Most dance in this country presents us with a very limited range of what is beautiful, and a very limited range of body – it may be very flexible, but it’s not very representative of the greater world. So I think my big concern is that dance has an over abundance of beautiful wallpaper, what I often refer to as using ‘wallpaper’. But dance like other art forms need some solid foundations – we shouldn’t be wallpapering, we should be building walls or roofs.

I think there’s not a lot of very substantial stuff around. There is, but a lot of it is happening in Europe. They’re more profound and less obsessed with doing beautiful patterns for the sake of it, and movement that doesn’t really relate to anything other than movement construction really. It’s like mathematical phrase manipulation – I could make hours of movement for you just using mathematical formula. It isn’t going to do anything.

Do you think that is why contemporary dance isn’t so popular in Britain? Do you think the general public see it as just “floating around a bit”? (Newson quoted in an interview with Donald Hutera for Dance Umbrella newsletter)

There was a big study in America where they asked questions about various art forms, theatre, films, music and dance, and one of the questions was ‘if a programme had theatre / film / dance etc in it, would you consider seeing it?’ and dance had the worst rating – over 50% of people said they wouldn’t even contemplate seeing something if it had the word dance in it.

Now that goes to show that people have huge prejudices as to what they see as ‘dance’. That’s why we don’t call ourselves DV8 dance company, we call ourselves DV8 Physical Theatre because we are doing theatre. I have an absolute commitment to the body, I don’t want to do ‘Talking Head’ pieces, I believe that if you get people to move honestly with their body and if they want to talk, [they can] talk.

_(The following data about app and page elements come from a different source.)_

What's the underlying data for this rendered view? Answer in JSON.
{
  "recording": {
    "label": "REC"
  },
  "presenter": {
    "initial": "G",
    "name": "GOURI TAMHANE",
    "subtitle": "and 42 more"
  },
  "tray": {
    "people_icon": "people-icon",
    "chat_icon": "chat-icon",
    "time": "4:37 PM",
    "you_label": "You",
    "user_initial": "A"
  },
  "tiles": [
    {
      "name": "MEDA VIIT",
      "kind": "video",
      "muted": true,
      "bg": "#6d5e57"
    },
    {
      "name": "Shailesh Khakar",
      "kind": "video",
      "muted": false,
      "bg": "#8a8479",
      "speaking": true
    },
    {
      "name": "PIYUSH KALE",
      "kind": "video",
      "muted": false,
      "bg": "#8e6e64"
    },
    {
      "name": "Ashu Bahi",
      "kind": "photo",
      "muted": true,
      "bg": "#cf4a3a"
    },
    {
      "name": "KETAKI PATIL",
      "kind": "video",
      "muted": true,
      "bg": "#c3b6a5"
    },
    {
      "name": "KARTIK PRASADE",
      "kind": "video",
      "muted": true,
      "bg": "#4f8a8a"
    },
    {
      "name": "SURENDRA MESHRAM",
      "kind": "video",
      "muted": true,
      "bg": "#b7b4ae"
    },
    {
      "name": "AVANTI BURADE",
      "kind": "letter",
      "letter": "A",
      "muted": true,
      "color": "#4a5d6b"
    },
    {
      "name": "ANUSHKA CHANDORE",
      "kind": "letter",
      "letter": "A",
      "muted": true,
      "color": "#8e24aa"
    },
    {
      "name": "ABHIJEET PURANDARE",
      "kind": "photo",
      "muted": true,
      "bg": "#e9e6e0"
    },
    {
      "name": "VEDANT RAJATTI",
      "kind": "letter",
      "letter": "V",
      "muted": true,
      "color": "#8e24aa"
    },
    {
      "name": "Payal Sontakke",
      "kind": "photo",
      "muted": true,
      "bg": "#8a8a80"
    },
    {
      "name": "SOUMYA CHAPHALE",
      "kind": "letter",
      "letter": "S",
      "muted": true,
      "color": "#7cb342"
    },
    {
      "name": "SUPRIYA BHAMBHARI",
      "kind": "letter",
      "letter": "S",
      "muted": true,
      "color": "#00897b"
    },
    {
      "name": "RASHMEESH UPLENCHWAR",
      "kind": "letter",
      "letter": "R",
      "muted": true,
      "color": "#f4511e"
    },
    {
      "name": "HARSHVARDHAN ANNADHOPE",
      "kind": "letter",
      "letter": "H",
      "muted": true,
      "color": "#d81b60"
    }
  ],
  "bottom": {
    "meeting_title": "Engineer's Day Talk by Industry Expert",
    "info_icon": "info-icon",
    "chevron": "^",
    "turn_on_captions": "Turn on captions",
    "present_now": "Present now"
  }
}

I can’t say everything in movement. It’s very hard to say in movement this is this guy’s sister in movement terms. Sometimes if you want to be specific on stage, you have to be specific. There is a quite elitist, purist mentality that I actually find quite snobbish and, if I’m truthful, very negative.

Are you and DV8 one and the same? Would you ever leave and let them exist without you?

Well, I am DV8. Who knows though, if I decide to stop working I suppose technically the board of directors could go on, but I have been here from the beginning, I founded the company, I’ve been the constant peg through it all. I’ve been the absolute conceiver and director of the work. I’ve had great people work with me, and I don’t want to sound overly arrogant as my work can only be as good as the artists who work with me.

I’ve worked with some incredible artists –not just their bodies, not just dance steps, but incredible emotionally, because they have been frustrated with the status quo in dance and they have wanted to speak about their lives and try to relate that to the lives of the audience. And I think that is ultimately why I keep making this work; somehow I want to talk about the world around me that I find so maddening at times that if I didn’t have theatre I’m sure I would be insane.